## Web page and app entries
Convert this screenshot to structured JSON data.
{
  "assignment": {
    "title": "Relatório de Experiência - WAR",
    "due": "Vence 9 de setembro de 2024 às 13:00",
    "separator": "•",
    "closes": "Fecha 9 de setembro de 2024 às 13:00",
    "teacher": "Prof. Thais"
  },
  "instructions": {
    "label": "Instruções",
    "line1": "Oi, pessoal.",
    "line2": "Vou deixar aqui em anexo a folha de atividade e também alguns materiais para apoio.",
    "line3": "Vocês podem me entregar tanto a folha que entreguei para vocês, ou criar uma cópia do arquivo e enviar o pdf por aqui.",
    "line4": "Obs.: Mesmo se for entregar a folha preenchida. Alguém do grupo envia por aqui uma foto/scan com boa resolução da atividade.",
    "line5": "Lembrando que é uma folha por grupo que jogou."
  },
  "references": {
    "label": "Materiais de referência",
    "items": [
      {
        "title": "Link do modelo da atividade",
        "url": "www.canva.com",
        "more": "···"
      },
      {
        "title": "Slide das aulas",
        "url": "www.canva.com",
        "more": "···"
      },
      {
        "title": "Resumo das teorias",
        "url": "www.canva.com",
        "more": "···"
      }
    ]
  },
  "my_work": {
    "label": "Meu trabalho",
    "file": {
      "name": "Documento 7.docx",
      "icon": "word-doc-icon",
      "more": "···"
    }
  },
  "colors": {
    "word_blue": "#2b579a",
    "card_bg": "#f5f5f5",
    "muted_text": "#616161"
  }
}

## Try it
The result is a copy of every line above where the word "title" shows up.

## Answer for the task
    "title": "Relatório de Experiência - WAR",
        "title": "Link do modelo da atividade",
        "title": "Slide das aulas",
        "title": "Resumo das teorias",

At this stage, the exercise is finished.